If the gas cap was left loose you can tighten the cap. The Check Engine light will remain on until the PCM checks the EVAP system and sees the system pass twice in a row, after which, the Check Engine light will extinguish. Basically, if the Check Engine light is on and the engine is running normally is it safe to drive the vehicle. If the Check Engine light is flashing do not continue driving the vehicle. A problem in the EVAP system will cause no ill effects on engine performance.

We hope this answers your questions on automotive evaporative systems.

Bastone Auto Service LLC

Question: My Check Engine (Service Engine Soon) light was on. My mechanic repaired my vehicle but now I need to “Set the monitors” so that they can perform the PA state emissions test. What are these monitors and why do I need to drive my car to “Set” them?


Answer: This is a very common situation. The way the laws are written for PA and federal emissions testing the Service Engine Soon light cannot be illuminated during the emissions test procedure. The Service Engine Soon light indicates a malfunction in your vehicle’s emission system and must be repaired before the vehicle can pass the PA state emissions test.


Modern vehicles are very sophisticated and there are many activities going on within you vehicle’s electrical system that the driver is completely unaware. While you are driving down the road your engine’s brain, the Powertrain Control Module (PCM) is performing actual tests on your engine to see if all sensors and actuators are performing to specification. These self-tests are completely transparent and you don’t know when the actual test on a given system is occurring. While every vehicle is different, these system tests include items such as:


 -Catalytic converter efficiency

 -Engine misfire

 -Evaporative fuel system

 -Exhaust Gas Recirculation (EGR) system

 -Air Injection Reactor system (AIR)

 -Oxygen sensors and oxygen sensor heaters


Each of these systems are controlled by “Monitors”. The monitor is listed as either “Ready” or “Not ready for test”. After vehicle repairs, the technician clears any stored trouble codes in the PCM. When the codes are cleared all monitors are set to “Not ready for test”. The vehicle needs driven to allow the PCM to run the self-test in each system. After the test on a given system is run and passes, the monitor will now be set to “Ready”.  There are specific conditions the PCM will be looking for before it tries to run each monitor: For example, typically, the PCM will want to see the fuel level in your gas tank between 20% and 80% to run the EVAP system monitor. Typically PCM will want to see you driving approximately 40 MPH or more at a steady state for a given amount of time to run the catalytic converter monitor. You may need to decelerate without touching the accelerator pedal for a given amount of time to run the EGR monitor. Every vehicle and every manufacturer has different requirements to allow each monitor to run and set to “Ready”. It is said that you need to run the “Drive Cycle” to set all the monitors. However, unless you happen to have access to a test track it is very difficult to obtain the requirements a manufacturer lists as the drive cycle on public roads. To make matters more difficult, sometimes the specified drive cycle may not work due to firmware upgrades in your vehicle’s PCM. Some cars set their monitors very quickly while some cars it can be VERY difficult to get the monitors set to Ready. Again, each vehicle is different.

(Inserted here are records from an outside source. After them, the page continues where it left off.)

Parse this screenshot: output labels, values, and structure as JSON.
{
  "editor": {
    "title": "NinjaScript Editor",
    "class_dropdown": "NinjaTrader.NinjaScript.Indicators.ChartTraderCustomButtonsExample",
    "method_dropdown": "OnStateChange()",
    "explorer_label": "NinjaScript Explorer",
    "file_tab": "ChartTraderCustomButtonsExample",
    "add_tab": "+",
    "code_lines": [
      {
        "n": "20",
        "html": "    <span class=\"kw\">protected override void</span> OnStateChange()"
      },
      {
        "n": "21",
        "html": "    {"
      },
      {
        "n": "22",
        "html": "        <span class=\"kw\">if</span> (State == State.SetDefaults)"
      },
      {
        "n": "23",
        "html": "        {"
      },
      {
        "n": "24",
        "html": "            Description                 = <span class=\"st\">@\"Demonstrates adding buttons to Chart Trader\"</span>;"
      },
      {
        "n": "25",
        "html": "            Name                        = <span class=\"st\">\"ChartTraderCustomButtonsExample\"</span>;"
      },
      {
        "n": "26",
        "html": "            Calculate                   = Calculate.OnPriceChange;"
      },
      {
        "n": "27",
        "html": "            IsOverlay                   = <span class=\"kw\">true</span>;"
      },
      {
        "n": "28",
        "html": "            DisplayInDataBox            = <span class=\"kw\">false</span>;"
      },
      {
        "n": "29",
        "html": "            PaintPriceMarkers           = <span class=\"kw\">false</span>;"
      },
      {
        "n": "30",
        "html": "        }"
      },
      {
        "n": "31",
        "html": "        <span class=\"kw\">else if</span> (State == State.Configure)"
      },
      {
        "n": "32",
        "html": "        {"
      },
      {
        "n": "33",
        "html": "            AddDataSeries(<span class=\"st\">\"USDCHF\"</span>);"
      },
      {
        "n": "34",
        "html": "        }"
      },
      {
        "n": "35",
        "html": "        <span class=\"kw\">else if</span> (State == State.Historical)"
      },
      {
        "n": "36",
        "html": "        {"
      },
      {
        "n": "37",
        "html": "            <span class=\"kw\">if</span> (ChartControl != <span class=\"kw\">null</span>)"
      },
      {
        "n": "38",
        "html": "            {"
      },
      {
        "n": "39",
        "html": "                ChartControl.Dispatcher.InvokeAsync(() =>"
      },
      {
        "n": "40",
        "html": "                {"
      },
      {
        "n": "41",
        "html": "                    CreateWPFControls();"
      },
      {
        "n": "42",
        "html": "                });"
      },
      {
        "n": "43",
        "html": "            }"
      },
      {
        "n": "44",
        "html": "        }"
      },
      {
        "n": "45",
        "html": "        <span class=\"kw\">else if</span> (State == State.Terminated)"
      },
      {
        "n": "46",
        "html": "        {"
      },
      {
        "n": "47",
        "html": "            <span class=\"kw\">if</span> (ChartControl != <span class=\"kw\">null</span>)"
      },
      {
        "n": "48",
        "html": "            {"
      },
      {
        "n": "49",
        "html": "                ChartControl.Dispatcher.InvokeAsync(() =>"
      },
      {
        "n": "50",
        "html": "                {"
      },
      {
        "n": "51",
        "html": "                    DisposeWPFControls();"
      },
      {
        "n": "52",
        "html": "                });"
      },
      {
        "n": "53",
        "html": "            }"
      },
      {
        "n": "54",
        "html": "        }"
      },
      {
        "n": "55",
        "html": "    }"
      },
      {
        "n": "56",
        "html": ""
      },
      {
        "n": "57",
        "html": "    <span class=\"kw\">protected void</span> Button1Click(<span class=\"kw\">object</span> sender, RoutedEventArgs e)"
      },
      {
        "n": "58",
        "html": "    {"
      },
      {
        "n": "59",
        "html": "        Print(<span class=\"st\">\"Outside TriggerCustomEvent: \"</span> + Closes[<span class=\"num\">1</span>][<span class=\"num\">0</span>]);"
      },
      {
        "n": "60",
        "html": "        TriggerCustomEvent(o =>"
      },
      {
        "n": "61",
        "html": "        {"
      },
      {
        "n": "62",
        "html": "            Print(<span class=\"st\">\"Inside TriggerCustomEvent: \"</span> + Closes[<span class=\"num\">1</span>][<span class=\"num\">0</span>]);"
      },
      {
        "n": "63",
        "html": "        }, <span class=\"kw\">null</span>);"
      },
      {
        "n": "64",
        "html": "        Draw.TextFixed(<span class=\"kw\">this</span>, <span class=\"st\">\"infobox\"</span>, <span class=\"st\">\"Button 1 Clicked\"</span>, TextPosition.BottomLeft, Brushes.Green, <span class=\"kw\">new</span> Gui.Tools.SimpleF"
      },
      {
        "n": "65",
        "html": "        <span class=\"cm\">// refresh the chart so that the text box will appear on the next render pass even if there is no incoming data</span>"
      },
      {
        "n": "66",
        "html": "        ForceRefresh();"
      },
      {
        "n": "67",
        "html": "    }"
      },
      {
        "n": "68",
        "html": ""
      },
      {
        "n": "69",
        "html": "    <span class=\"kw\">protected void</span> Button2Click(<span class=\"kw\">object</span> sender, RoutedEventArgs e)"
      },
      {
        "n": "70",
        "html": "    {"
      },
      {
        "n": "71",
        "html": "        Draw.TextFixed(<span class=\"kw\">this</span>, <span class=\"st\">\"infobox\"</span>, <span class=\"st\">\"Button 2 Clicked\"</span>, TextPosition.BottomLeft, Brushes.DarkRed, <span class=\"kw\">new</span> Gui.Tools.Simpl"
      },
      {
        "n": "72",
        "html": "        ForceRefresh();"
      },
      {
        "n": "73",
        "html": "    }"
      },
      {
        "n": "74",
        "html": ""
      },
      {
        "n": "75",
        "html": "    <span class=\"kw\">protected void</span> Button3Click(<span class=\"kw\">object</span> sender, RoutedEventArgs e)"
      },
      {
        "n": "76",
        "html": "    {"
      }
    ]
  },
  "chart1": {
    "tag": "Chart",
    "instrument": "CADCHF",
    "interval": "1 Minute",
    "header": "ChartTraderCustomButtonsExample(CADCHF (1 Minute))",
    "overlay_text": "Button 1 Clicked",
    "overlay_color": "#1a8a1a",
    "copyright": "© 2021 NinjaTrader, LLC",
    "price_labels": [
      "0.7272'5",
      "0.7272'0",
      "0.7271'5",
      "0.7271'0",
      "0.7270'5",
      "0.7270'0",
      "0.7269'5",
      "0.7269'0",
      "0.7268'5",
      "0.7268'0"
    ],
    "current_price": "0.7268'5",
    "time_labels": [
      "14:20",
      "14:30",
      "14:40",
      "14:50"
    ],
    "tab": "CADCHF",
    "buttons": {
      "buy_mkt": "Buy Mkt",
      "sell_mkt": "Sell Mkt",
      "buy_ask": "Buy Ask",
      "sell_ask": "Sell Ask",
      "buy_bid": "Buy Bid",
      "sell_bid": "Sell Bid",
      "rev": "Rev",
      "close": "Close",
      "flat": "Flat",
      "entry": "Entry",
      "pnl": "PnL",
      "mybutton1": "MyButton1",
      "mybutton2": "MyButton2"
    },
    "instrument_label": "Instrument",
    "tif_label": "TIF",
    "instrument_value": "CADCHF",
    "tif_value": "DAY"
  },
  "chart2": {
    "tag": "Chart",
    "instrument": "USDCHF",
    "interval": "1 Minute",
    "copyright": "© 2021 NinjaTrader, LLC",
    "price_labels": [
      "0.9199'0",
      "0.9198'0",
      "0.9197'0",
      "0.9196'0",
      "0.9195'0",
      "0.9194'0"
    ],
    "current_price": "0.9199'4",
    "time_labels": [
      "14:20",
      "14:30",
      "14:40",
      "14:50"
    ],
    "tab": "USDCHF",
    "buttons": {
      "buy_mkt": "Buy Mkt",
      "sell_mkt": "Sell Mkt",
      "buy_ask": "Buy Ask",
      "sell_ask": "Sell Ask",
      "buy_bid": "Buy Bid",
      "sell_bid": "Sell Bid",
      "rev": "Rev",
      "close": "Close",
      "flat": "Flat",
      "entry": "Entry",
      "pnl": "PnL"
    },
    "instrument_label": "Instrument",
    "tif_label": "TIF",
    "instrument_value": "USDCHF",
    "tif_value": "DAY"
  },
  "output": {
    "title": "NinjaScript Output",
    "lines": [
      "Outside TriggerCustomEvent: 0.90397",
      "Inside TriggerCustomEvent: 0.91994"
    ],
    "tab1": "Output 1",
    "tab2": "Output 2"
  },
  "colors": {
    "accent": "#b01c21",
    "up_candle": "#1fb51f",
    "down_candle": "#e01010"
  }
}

If your vehicle is model year 2000 or less, you can pass PA state emissions test with two monitors un-set.

If your vehicle is model year 2001 or higher you can have one monitor not set.


These are all PA state and/or federal requirements and rules. While they may be inconvenient for you the customer, we need to deal with this on a daily basis. It can be a challenge and your patience is appreciated.


We hope this answers your questions about emission monitors

Bastone Auto Service LLC